__Exercise description__
Records follow. Pull out every line that contains "label".

*** Data for analysis

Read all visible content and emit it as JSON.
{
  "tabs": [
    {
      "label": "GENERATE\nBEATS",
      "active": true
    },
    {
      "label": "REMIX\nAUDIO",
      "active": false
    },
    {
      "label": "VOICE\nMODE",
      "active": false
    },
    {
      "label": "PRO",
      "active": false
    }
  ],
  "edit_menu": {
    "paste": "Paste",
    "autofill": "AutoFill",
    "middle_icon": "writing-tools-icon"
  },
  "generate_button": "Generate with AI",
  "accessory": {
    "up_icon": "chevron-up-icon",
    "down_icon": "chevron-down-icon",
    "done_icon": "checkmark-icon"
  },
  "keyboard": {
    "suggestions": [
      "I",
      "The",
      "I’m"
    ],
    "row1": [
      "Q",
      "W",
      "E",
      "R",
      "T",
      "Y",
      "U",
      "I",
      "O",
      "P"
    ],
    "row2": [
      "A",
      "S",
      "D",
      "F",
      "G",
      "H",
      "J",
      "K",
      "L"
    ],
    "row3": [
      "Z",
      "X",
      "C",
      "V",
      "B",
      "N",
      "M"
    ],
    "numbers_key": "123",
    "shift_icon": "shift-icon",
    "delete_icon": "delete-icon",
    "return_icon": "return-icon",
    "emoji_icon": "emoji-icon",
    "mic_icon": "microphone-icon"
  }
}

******

__Response box__
      "label": "GENERATE\nBEATS",
      "label": "REMIX\nAUDIO",
      "label": "VOICE\nMODE",
      "label": "PRO",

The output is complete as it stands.